LASTING POWER OF ATTORNEY PUTS YOU IN CONTROL
If you do not have a Lasting Power of Attorney (LPA) in place, you forfeit your right to elect the person you would like to elect to act on your behalf. You may be surprised to know your family does not have an automatic right or have the legal authority to deal with your affairs. If capacity is lost and no LPA in place a family member can decide to apply to become a Deputy, however the typical costs to make the application run into several hundred pounds (full details can be found at the Office of the Public Guardian Court of Protection Website ) and it is not guaranteed that they will be appointed.
If the Court of Protection appoints the family member as a deputy a security bond will need to be set up, this is a financial arrangement where you pay a yearly sum dependent on the level of security set by the Court. This will protect the client (your loved one) from any financial loss that may occur due to you miss handling their finances. A Judge will set the level of security that needs to be put in place and this is dependent on the circumstances of each individual case.
All Deputies, no matter what their relationship to the client is, or what the circumstances are, will have to pay a security bond under the terms of the Mental Capacity Act (The Mental Capacity Act 2005).
The Court of Protection may take control and appoint a different Deputy to represent you if they feel this is the best outcome for you. It may be decided that a Solicitor or the local authority is to act as Deputy; this means a stranger will have control and access to personal and financial records, various court fees and application fees will be applied and have to be paid.
Deputies must be supervised by the Court with annual supervision fees dependent on the level of supervision required. This is because the Court of Protection doesn’t know that the appointed Deputy may have been the person the patient would have chosen for themselves.
The average time to complete an application is 6 months. Causing delay and uncertainty at such a critical time will cause even more anguish for your family and may be detrimental to your loved ones finances and to your health.
If you are still unsure whether you wish to arrange a Lasting Power of Attorney, then please click the button below to read Heather Bateman’s story.
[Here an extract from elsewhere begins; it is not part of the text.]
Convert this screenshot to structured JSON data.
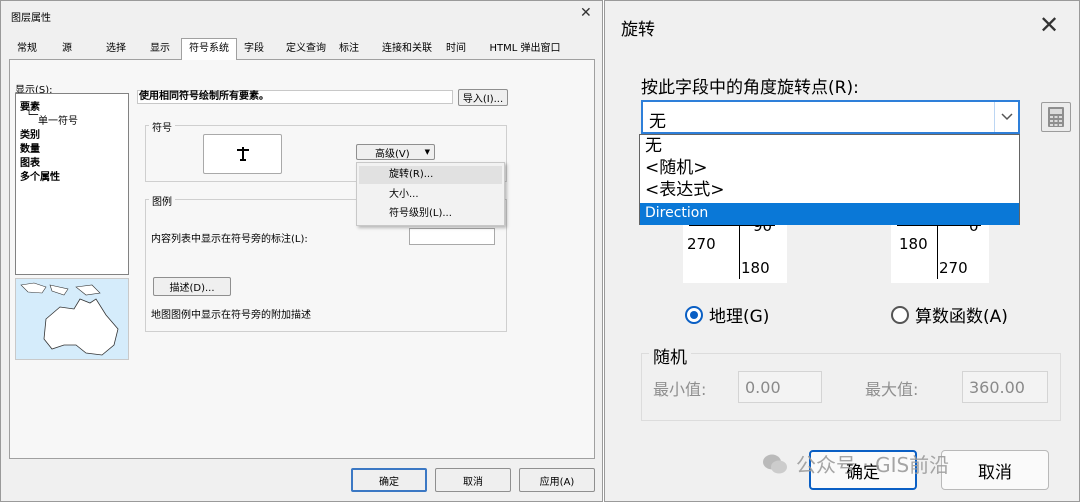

The tragedy behind Heathers story is that had they drafted Lasting Power of Attorneys when Michael had capacity, all the stress and intrusion of the Court of Protection could have been avoided. Unfortunately, the opportunity was missed and the decision was taken out of their hands.
Don’t let your opportunity to decide for yourself be taken away, making a Lasting Power of Attorney (LPA) is the only certain way to protect your interests in these circumstances.
There are two kinds of Lasting Power of Attorney available to you:
• Property and Affairs This gives your Attorneys whom you have chosen the express power to look after your financial affairs when you are no longer able, but they cannot make decisions about your personal affairs.
• Personal Welfare This Lasting Power of Attorney permits your attorneys to act for you in respect of your personal affairs and welfare, but not your financial affairs.
Once the Lasting Power of Attorney is produced they need to be registered with the Office of the Public Guardian before they can be used.